What the exercise asks: All pictures must be dropped, while the entries are given again word for word.

________

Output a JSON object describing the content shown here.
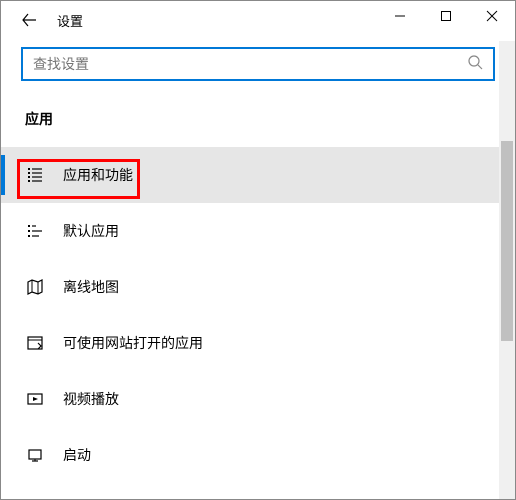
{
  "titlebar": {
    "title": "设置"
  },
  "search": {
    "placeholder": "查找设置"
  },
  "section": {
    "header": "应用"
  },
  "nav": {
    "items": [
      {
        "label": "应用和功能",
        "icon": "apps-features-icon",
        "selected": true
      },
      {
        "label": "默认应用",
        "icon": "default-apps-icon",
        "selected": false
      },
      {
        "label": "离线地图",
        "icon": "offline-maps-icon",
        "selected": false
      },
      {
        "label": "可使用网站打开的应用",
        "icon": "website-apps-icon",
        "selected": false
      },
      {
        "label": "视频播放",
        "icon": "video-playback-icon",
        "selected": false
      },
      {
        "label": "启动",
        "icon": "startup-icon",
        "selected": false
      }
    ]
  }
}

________

Reply:
Output a JSON object describing the content shown here.
{
  "titlebar": {
    "title": "设置"
  },
  "search": {
    "placeholder": "查找设置"
  },
  "section": {
    "header": "应用"
  },
  "nav": {
    "items": [
      {
        "label": "应用和功能",
        "icon": "apps-features-icon",
        "selected": true
      },
      {
        "label": "默认应用",
        "icon": "default-apps-icon",
        "selected": false
      },
      {
        "label": "离线地图",
        "icon": "offline-maps-icon",
        "selected": false
      },
      {
        "label": "可使用网站打开的应用",
        "icon": "website-apps-icon",
        "selected": false
      },
      {
        "label": "视频播放",
        "icon": "video-playback-icon",
        "selected": false
      },
      {
        "label": "启动",
        "icon": "startup-icon",
        "selected": false
      }
    ]
  }
}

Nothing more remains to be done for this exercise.